Instructions for the task: Go through the entries and copy each one exactly. Leave none out.

Given records:
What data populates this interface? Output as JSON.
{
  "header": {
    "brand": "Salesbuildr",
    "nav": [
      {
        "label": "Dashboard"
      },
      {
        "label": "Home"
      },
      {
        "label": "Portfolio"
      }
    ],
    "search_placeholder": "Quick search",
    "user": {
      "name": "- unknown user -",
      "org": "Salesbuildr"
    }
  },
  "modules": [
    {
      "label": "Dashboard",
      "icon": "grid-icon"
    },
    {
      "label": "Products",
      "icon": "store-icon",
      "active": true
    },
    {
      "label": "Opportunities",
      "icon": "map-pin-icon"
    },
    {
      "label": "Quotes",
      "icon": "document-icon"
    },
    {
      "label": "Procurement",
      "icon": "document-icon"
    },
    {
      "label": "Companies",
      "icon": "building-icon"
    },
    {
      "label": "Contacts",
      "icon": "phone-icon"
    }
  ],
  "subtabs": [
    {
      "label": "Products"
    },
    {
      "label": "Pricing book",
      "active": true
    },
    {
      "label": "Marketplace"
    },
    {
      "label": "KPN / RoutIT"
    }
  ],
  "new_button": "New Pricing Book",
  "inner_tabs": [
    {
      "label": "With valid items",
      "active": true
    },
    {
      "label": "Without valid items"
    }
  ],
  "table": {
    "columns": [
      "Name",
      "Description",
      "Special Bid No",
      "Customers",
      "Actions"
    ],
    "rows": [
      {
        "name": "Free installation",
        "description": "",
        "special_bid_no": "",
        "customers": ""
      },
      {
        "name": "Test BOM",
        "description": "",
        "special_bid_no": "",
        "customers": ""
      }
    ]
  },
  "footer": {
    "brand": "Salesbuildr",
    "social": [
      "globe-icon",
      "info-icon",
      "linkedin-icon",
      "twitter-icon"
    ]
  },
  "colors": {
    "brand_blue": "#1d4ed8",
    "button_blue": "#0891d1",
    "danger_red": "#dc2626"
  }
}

Result of this exercise:
What data populates this interface? Output as JSON.
{
  "header": {
    "brand": "Salesbuildr",
    "nav": [
      {
        "label": "Dashboard"
      },
      {
        "label": "Home"
      },
      {
        "label": "Portfolio"
      }
    ],
    "search_placeholder": "Quick search",
    "user": {
      "name": "- unknown user -",
      "org": "Salesbuildr"
    }
  },
  "modules": [
    {
      "label": "Dashboard",
      "icon": "grid-icon"
    },
    {
      "label": "Products",
      "icon": "store-icon",
      "active": true
    },
    {
      "label": "Opportunities",
      "icon": "map-pin-icon"
    },
    {
      "label": "Quotes",
      "icon": "document-icon"
    },
    {
      "label": "Procurement",
      "icon": "document-icon"
    },
    {
      "label": "Companies",
      "icon": "building-icon"
    },
    {
      "label": "Contacts",
      "icon": "phone-icon"
    }
  ],
  "subtabs": [
    {
      "label": "Products"
    },
    {
      "label": "Pricing book",
      "active": true
    },
    {
      "label": "Marketplace"
    },
    {
      "label": "KPN / RoutIT"
    }
  ],
  "new_button": "New Pricing Book",
  "inner_tabs": [
    {
      "label": "With valid items",
      "active": true
    },
    {
      "label": "Without valid items"
    }
  ],
  "table": {
    "columns": [
      "Name",
      "Description",
      "Special Bid No",
      "Customers",
      "Actions"
    ],
    "rows": [
      {
        "name": "Free installation",
        "description": "",
        "special_bid_no": "",
        "customers": ""
      },
      {
        "name": "Test BOM",
        "description": "",
        "special_bid_no": "",
        "customers": ""
      }
    ]
  },
  "footer": {
    "brand": "Salesbuildr",
    "social": [
      "globe-icon",
      "info-icon",
      "linkedin-icon",
      "twitter-icon"
    ]
  },
  "colors": {
    "brand_blue": "#1d4ed8",
    "button_blue": "#0891d1",
    "danger_red": "#dc2626"
  }
}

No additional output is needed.